From the Capitol today:
The resolution passed on a voice vote. No roll call. Many audible nays were heard.
Roll the tape at the House website if you get a chance for a moving speech by Rep. Deborah Ferguson of West Memphis who spoke warmly of the friends, neighbors and others that she and others know who are gay. "I have personally seen their struggles, first for acceptance and now for their rights under the law. This resolution is hurtful to our sons and daughters and an entire community. It says we don't value them as equal citizens." She said Arkansas had repeatedly been on not only the losing, but "wrong" side of history — in support for slavery, in early opposition to women's voting rights, in the civil rights era when the legislature passed seg laws following the Brown v. Board of Education decision and now in voting to deny gay people equal treatment under the law. "How do you want your grandchildren to remember how you voted today?" She urged the members to "stand up for love and tolerance and understanding."
Republican Rep. Justin Harris also invoked the grandchild angle, but in defense of the resolution. "What will be your response when you are asked, did you defend marriage between one man and one woman?" Harris also set a few heads scratching when he said this: "Although the nation may be trending one way, Arkansas has been proven to be a leader on issues dear to the mainstream...." Huh? He explained that these issues may not be mainstream to the "liberal media" but "they are mainstream to heartbeat of everyday Arkansans." Harris acknowledged remarks earlier in the day by Justice Anthony Kennedy that many have taken to mean DOMA is to be struck down. Arkansas will still have its constitutional amendment against gay marriage, Harris said. A little discrimination is better than none, in other words.

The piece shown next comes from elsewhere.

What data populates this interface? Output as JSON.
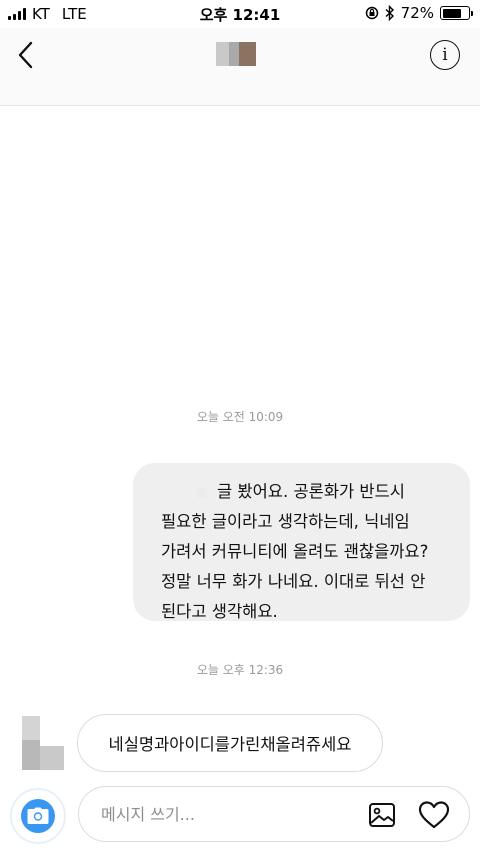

Rep. Greg Leding of Fayetteville, in opposing the resolution, recounted telling gay friends about his own engagement. "I felt guilty. Here was something I was excited about that I got to do, that they don't get to do."
Like Leding, Rep. Warwick Sabin of Little Rock said he couldn't see a reason to prevent two people from entering marriage. It comes down to freedom, he said. Sabin also said he didn't think people in Arkansas who opposed same sex marriage hated gay people. But he was overcome by emotion as he began to elaborate and couldn't continue, leaving the well of the House.
Dotson closed by saying he didn't see the need to redefine marriage. Nobody had asked him to.
PS — Republicans will get a chance tomorrow (CORRECTION: The ERA is actually on a Senate committee agenda next Tuesday) to again kill the ERA in committee. What a hit list. Minorities (voter ID); gays (today); women (tomorrow); poor people (tax cut bills); non-Christians and non-believers (prayer and Bible teaching bills). The only people unscathed by this legislature are gun-toting old white male fundamentalists.
*LOVE THAT DIRTY WATER: The industry bill, HB 1929, gutting Arkansas's clean water standards came out of a Senate committee 5-0 after debate was truncated. Bill Kopsky of the Arkansas Public Policy Panel comments: "A legal challenge to the bill is sure to come, tying up the implementation of the bill for years and costing the state millions. There was a better way!"
* FOOTBALL: Rep. Andy Mayberry is presenting his bill to require the UA Razorbacks and Arkansas State to play a football game at War Memorial Stadium, with $250,000 of the proceeds going to Children's Hospital. It's in House Rules. I haven't checked old school ties of members, but normally you wouldn't expect such a bill to survive the UA's historic opposition. UPDATE: The bill failed.
* BIG RIVER STEEL: Roby Brock at Talk Business reports that details have now been added to the bill to provide $75 million in grants and $50 million in loans to the startup Big River Steel project in Mississippi County. It could have a committee test Thursday.